◆ DATA SHOWN:

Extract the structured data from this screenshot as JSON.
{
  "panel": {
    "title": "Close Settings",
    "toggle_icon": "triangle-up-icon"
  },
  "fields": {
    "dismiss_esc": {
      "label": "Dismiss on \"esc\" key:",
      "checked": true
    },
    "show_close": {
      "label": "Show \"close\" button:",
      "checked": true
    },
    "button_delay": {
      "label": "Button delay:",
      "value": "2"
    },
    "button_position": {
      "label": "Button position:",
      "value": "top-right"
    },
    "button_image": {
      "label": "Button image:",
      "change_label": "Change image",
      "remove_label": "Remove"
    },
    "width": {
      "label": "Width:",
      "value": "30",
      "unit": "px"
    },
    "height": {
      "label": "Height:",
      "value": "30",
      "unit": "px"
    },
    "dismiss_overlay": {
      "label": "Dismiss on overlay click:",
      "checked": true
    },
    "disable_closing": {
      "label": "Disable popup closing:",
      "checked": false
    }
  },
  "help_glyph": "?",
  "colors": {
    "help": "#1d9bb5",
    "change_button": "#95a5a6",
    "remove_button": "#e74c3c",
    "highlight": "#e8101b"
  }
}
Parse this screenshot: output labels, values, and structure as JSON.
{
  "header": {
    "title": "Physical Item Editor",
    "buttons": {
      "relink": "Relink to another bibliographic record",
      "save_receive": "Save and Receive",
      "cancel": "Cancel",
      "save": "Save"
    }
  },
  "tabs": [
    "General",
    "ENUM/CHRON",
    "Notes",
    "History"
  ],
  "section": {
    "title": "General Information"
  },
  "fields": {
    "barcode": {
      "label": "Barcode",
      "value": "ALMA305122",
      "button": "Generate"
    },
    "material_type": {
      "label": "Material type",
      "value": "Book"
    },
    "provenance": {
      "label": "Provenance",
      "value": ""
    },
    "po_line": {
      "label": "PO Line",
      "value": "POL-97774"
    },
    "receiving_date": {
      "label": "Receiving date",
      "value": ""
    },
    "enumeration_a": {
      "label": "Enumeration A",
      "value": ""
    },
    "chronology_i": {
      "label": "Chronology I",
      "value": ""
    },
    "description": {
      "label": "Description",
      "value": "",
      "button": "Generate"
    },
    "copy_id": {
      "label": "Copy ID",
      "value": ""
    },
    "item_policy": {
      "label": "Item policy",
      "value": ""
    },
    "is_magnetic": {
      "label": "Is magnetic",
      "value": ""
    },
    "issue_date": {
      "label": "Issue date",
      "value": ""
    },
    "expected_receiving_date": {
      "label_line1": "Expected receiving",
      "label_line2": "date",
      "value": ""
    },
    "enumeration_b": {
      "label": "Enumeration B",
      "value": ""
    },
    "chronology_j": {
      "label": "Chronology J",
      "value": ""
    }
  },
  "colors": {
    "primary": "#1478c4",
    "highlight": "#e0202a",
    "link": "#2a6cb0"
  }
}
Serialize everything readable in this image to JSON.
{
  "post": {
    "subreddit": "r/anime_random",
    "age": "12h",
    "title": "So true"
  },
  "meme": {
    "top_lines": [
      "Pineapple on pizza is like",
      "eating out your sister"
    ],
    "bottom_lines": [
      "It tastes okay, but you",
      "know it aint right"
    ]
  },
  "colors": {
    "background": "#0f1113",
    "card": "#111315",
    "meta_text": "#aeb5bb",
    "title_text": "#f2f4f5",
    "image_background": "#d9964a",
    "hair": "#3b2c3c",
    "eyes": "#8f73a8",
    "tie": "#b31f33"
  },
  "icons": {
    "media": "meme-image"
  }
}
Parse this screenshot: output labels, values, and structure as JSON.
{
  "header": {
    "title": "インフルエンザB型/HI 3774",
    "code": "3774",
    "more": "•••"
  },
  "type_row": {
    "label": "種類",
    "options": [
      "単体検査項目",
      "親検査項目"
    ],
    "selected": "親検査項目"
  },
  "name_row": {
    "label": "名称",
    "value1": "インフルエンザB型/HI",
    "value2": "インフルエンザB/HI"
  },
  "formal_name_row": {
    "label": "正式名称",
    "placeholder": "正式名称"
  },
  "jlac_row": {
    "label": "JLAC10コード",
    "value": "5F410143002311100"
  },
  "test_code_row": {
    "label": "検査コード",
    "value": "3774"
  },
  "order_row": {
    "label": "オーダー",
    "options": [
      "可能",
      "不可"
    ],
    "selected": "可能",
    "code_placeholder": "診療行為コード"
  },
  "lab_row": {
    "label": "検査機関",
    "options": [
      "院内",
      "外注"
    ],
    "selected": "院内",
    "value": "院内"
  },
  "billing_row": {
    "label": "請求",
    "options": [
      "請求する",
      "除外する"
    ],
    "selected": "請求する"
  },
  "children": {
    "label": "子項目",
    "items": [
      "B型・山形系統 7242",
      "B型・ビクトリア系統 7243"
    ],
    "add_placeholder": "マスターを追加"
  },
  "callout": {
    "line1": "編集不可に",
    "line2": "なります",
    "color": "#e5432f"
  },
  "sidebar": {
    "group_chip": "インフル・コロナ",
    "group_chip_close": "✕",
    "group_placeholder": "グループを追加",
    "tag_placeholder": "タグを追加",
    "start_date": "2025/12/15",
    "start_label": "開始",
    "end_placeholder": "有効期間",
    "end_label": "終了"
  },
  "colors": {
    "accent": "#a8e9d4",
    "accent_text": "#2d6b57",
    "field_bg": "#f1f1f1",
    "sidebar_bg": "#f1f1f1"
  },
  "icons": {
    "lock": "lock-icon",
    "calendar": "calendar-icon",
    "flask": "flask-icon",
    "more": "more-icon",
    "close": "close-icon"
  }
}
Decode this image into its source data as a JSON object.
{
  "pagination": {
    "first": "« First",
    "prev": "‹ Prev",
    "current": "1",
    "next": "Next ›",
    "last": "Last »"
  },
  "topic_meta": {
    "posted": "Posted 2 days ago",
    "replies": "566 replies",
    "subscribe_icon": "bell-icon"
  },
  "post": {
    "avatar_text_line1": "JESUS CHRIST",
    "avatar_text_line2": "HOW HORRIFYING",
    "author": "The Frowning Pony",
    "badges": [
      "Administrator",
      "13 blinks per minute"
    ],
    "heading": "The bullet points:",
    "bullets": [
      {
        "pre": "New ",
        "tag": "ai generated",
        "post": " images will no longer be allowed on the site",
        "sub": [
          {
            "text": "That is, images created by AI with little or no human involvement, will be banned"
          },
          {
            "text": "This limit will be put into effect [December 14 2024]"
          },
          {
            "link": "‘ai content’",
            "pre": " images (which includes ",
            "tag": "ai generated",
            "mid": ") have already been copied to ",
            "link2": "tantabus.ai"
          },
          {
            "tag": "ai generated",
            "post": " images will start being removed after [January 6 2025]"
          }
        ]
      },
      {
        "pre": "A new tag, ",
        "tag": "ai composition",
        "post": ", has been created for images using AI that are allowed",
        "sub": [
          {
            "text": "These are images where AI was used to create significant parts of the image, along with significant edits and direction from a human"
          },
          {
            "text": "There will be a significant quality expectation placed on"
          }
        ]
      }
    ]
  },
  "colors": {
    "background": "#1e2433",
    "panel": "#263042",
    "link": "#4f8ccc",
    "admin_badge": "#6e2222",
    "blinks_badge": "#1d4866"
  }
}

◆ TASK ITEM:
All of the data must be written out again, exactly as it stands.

◆ TASK RESULT:
Extract the structured data from this screenshot as JSON.
{
  "panel": {
    "title": "Close Settings",
    "toggle_icon": "triangle-up-icon"
  },
  "fields": {
    "dismiss_esc": {
      "label": "Dismiss on \"esc\" key:",
      "checked": true
    },
    "show_close": {
      "label": "Show \"close\" button:",
      "checked": true
    },
    "button_delay": {
      "label": "Button delay:",
      "value": "2"
    },
    "button_position": {
      "label": "Button position:",
      "value": "top-right"
    },
    "button_image": {
      "label": "Button image:",
      "change_label": "Change image",
      "remove_label": "Remove"
    },
    "width": {
      "label": "Width:",
      "value": "30",
      "unit": "px"
    },
    "height": {
      "label": "Height:",
      "value": "30",
      "unit": "px"
    },
    "dismiss_overlay": {
      "label": "Dismiss on overlay click:",
      "checked": true
    },
    "disable_closing": {
      "label": "Disable popup closing:",
      "checked": false
    }
  },
  "help_glyph": "?",
  "colors": {
    "help": "#1d9bb5",
    "change_button": "#95a5a6",
    "remove_button": "#e74c3c",
    "highlight": "#e8101b"
  }
}
Parse this screenshot: output labels, values, and structure as JSON.
{
  "header": {
    "title": "Physical Item Editor",
    "buttons": {
      "relink": "Relink to another bibliographic record",
      "save_receive": "Save and Receive",
      "cancel": "Cancel",
      "save": "Save"
    }
  },
  "tabs": [
    "General",
    "ENUM/CHRON",
    "Notes",
    "History"
  ],
  "section": {
    "title": "General Information"
  },
  "fields": {
    "barcode": {
      "label": "Barcode",
      "value": "ALMA305122",
      "button": "Generate"
    },
    "material_type": {
      "label": "Material type",
      "value": "Book"
    },
    "provenance": {
      "label": "Provenance",
      "value": ""
    },
    "po_line": {
      "label": "PO Line",
      "value": "POL-97774"
    },
    "receiving_date": {
      "label": "Receiving date",
      "value": ""
    },
    "enumeration_a": {
      "label": "Enumeration A",
      "value": ""
    },
    "chronology_i": {
      "label": "Chronology I",
      "value": ""
    },
    "description": {
      "label": "Description",
      "value": "",
      "button": "Generate"
    },
    "copy_id": {
      "label": "Copy ID",
      "value": ""
    },
    "item_policy": {
      "label": "Item policy",
      "value": ""
    },
    "is_magnetic": {
      "label": "Is magnetic",
      "value": ""
    },
    "issue_date": {
      "label": "Issue date",
      "value": ""
    },
    "expected_receiving_date": {
      "label_line1": "Expected receiving",
      "label_line2": "date",
      "value": ""
    },
    "enumeration_b": {
      "label": "Enumeration B",
      "value": ""
    },
    "chronology_j": {
      "label": "Chronology J",
      "value": ""
    }
  },
  "colors": {
    "primary": "#1478c4",
    "highlight": "#e0202a",
    "link": "#2a6cb0"
  }
}
Serialize everything readable in this image to JSON.
{
  "post": {
    "subreddit": "r/anime_random",
    "age": "12h",
    "title": "So true"
  },
  "meme": {
    "top_lines": [
      "Pineapple on pizza is like",
      "eating out your sister"
    ],
    "bottom_lines": [
      "It tastes okay, but you",
      "know it aint right"
    ]
  },
  "colors": {
    "background": "#0f1113",
    "card": "#111315",
    "meta_text": "#aeb5bb",
    "title_text": "#f2f4f5",
    "image_background": "#d9964a",
    "hair": "#3b2c3c",
    "eyes": "#8f73a8",
    "tie": "#b31f33"
  },
  "icons": {
    "media": "meme-image"
  }
}
Parse this screenshot: output labels, values, and structure as JSON.
{
  "header": {
    "title": "インフルエンザB型/HI 3774",
    "code": "3774",
    "more": "•••"
  },
  "type_row": {
    "label": "種類",
    "options": [
      "単体検査項目",
      "親検査項目"
    ],
    "selected": "親検査項目"
  },
  "name_row": {
    "label": "名称",
    "value1": "インフルエンザB型/HI",
    "value2": "インフルエンザB/HI"
  },
  "formal_name_row": {
    "label": "正式名称",
    "placeholder": "正式名称"
  },
  "jlac_row": {
    "label": "JLAC10コード",
    "value": "5F410143002311100"
  },
  "test_code_row": {
    "label": "検査コード",
    "value": "3774"
  },
  "order_row": {
    "label": "オーダー",
    "options": [
      "可能",
      "不可"
    ],
    "selected": "可能",
    "code_placeholder": "診療行為コード"
  },
  "lab_row": {
    "label": "検査機関",
    "options": [
      "院内",
      "外注"
    ],
    "selected": "院内",
    "value": "院内"
  },
  "billing_row": {
    "label": "請求",
    "options": [
      "請求する",
      "除外する"
    ],
    "selected": "請求する"
  },
  "children": {
    "label": "子項目",
    "items": [
      "B型・山形系統 7242",
      "B型・ビクトリア系統 7243"
    ],
    "add_placeholder": "マスターを追加"
  },
  "callout": {
    "line1": "編集不可に",
    "line2": "なります",
    "color": "#e5432f"
  },
  "sidebar": {
    "group_chip": "インフル・コロナ",
    "group_chip_close": "✕",
    "group_placeholder": "グループを追加",
    "tag_placeholder": "タグを追加",
    "start_date": "2025/12/15",
    "start_label": "開始",
    "end_placeholder": "有効期間",
    "end_label": "終了"
  },
  "colors": {
    "accent": "#a8e9d4",
    "accent_text": "#2d6b57",
    "field_bg": "#f1f1f1",
    "sidebar_bg": "#f1f1f1"
  },
  "icons": {
    "lock": "lock-icon",
    "calendar": "calendar-icon",
    "flask": "flask-icon",
    "more": "more-icon",
    "close": "close-icon"
  }
}
Decode this image into its source data as a JSON object.
{
  "pagination": {
    "first": "« First",
    "prev": "‹ Prev",
    "current": "1",
    "next": "Next ›",
    "last": "Last »"
  },
  "topic_meta": {
    "posted": "Posted 2 days ago",
    "replies": "566 replies",
    "subscribe_icon": "bell-icon"
  },
  "post": {
    "avatar_text_line1": "JESUS CHRIST",
    "avatar_text_line2": "HOW HORRIFYING",
    "author": "The Frowning Pony",
    "badges": [
      "Administrator",
      "13 blinks per minute"
    ],
    "heading": "The bullet points:",
    "bullets": [
      {
        "pre": "New ",
        "tag": "ai generated",
        "post": " images will no longer be allowed on the site",
        "sub": [
          {
            "text": "That is, images created by AI with little or no human involvement, will be banned"
          },
          {
            "text": "This limit will be put into effect [December 14 2024]"
          },
          {
            "link": "‘ai content’",
            "pre": " images (which includes ",
            "tag": "ai generated",
            "mid": ") have already been copied to ",
            "link2": "tantabus.ai"
          },
          {
            "tag": "ai generated",
            "post": " images will start being removed after [January 6 2025]"
          }
        ]
      },
      {
        "pre": "A new tag, ",
        "tag": "ai composition",
        "post": ", has been created for images using AI that are allowed",
        "sub": [
          {
            "text": "These are images where AI was used to create significant parts of the image, along with significant edits and direction from a human"
          },
          {
            "text": "There will be a significant quality expectation placed on"
          }
        ]
      }
    ]
  },
  "colors": {
    "background": "#1e2433",
    "panel": "#263042",
    "link": "#4f8ccc",
    "admin_badge": "#6e2222",
    "blinks_badge": "#1d4866"
  }
}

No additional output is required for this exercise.